Learn more about good work design on the Comcare website.

Find examples of work design on the Centre for Transformative Work Design website.

Practical tools to improve mental health at work

The National Workplace Initiative helps people navigate the range of tools and resources in Australia for mental health at work.

Explore the tools and resources on the Mentally Healthy Workplaces portal.

Learn more about the National Workplace Initiative.

The key to change

Three key things that drive mental health at work:
  • commitment from leadership
  • participation for everyone
  • ongoing communication.

Your mental health at work

Much of your work is likely impacted by others. And it can take time to change. There are things you can do straight away to help protect and enhance your mental health and wellbeing.

Supporting someone at work

If you're concerned about someone at work, talk to them.

When it comes to the actual conversation, there's no one ‘right way’ to express things. What matters is that you’re thoughtful and genuine.

Learn how to support someone with a mental health condition

We have practical resources to help you decide what to say and do to help someone feel better. We’ve also got tips for looking after yourself. 

Illustration of two men speaking at a desk

Rights and obligations

In Australia, there are protections and responsibilities relating to mental health in discrimination, privacy, and work health and safety laws.


Work health and safety

Workplace health and safety (WHS) laws require work to be reasonably safe for all. This includes measuring and managing risks to mental health.

Learn more about WHS and mental health on the SafeWork Australia website.

You can find links to your local Work Health and Safety Regulator at the bottom of this page.
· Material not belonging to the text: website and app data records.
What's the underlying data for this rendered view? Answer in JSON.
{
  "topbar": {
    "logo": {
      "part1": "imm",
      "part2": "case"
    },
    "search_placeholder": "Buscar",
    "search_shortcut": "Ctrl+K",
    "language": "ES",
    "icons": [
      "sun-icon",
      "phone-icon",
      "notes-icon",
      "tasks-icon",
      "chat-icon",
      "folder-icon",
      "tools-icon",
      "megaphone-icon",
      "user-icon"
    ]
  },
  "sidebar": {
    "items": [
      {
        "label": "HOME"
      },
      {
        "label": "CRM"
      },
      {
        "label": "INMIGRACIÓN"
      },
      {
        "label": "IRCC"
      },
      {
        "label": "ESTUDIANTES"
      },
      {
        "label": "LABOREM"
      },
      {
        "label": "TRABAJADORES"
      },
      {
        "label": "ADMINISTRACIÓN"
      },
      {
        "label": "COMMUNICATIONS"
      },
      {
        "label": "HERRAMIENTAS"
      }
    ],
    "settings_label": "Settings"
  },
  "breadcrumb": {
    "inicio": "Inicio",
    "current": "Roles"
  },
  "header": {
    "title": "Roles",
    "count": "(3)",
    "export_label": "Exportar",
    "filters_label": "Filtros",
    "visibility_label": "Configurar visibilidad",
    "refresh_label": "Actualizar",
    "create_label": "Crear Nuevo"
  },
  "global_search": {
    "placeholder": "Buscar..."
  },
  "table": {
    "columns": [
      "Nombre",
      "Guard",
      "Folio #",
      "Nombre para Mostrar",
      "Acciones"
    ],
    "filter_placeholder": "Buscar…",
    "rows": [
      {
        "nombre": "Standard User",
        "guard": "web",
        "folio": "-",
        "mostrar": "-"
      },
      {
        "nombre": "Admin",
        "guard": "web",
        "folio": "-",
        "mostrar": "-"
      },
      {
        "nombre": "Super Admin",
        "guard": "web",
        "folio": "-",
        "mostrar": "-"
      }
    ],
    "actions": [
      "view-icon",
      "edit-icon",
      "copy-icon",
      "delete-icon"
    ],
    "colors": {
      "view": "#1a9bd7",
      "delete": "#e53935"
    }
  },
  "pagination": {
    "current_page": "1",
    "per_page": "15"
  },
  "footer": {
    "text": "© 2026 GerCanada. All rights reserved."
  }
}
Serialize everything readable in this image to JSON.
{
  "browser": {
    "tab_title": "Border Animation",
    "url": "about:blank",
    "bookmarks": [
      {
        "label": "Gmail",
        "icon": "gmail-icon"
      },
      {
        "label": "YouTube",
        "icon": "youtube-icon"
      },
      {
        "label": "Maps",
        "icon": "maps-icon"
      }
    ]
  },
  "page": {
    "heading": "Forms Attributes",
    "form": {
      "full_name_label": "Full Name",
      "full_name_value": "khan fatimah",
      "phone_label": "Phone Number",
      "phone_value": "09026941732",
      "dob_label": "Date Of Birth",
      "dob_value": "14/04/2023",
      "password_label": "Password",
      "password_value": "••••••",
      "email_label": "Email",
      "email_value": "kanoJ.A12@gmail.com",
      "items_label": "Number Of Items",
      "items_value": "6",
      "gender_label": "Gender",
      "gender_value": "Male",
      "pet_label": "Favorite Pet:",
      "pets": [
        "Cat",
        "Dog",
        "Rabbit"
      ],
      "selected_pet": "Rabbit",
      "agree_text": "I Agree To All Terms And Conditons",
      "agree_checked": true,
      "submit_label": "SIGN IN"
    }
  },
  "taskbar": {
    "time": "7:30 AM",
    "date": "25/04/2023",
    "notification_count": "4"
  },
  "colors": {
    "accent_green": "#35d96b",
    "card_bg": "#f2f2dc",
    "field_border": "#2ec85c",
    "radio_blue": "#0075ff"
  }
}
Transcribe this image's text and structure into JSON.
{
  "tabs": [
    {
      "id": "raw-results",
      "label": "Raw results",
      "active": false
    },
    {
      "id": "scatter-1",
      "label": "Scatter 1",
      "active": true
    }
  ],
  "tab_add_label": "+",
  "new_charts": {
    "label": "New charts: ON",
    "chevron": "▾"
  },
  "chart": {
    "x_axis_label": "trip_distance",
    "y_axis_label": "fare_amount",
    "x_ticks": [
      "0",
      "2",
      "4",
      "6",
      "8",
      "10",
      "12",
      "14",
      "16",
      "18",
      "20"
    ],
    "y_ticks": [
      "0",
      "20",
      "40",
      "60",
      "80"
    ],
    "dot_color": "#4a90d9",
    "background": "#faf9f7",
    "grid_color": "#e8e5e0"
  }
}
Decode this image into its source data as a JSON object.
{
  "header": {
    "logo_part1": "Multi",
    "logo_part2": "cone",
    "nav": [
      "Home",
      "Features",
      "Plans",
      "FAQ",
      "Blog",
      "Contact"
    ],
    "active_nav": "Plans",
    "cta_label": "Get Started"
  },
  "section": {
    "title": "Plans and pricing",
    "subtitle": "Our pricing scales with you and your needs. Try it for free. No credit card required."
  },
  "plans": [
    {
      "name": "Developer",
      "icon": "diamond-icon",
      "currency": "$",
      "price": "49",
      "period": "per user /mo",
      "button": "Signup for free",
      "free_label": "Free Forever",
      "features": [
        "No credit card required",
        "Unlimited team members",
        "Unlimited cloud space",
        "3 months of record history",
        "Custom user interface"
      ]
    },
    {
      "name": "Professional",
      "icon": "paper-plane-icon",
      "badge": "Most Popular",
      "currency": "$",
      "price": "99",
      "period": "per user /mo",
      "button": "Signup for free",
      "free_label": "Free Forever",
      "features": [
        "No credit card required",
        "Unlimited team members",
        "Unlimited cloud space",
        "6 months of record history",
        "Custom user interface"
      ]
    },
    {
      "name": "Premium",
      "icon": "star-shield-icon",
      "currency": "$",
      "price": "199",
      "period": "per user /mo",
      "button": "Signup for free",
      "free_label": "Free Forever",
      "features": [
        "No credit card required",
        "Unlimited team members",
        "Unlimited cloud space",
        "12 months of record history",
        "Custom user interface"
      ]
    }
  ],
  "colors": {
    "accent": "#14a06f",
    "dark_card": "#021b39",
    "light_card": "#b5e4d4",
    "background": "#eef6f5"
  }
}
Disability discrimination laws make it unlawful to discriminate against people with disabilities, including mental health conditions.

Discrimination includes both direct and indirect actions. So not making reasonable adjustments to support your needs can be a type of discrimination.

Find information about the Disability Discrimination Act on the Australian Human Right Commission website.

Learn about reasonable adjustments.

The Fair Work Act prohibits an employer from taking action against a worker for discriminatory reasons.

Learn more about protection from discrimination at work on the Fair Work Ombudsman website.


Under Australian privacy law, a worker’s personal information is generally protected and can only be shared in certain circumstances. This includes information about your mental health.

Find information about workplace privacy on the Fair Work Ombudsman website

Further resources

Staying well at work

  • Mindspot – for free online personalised mental health care.
  • Headgear – a free smartphone app by Black Dog Institute which guides you through a 30–day mental fitness challenge.
  • Smiling Mind – providing free and accessible tools to support healthy minds.

Building mentally healthy work

Illustration of two people in a hot air balloon

Subscribe to receive info about mental health, keeping well and stories from our community.

Subscribe to newsletter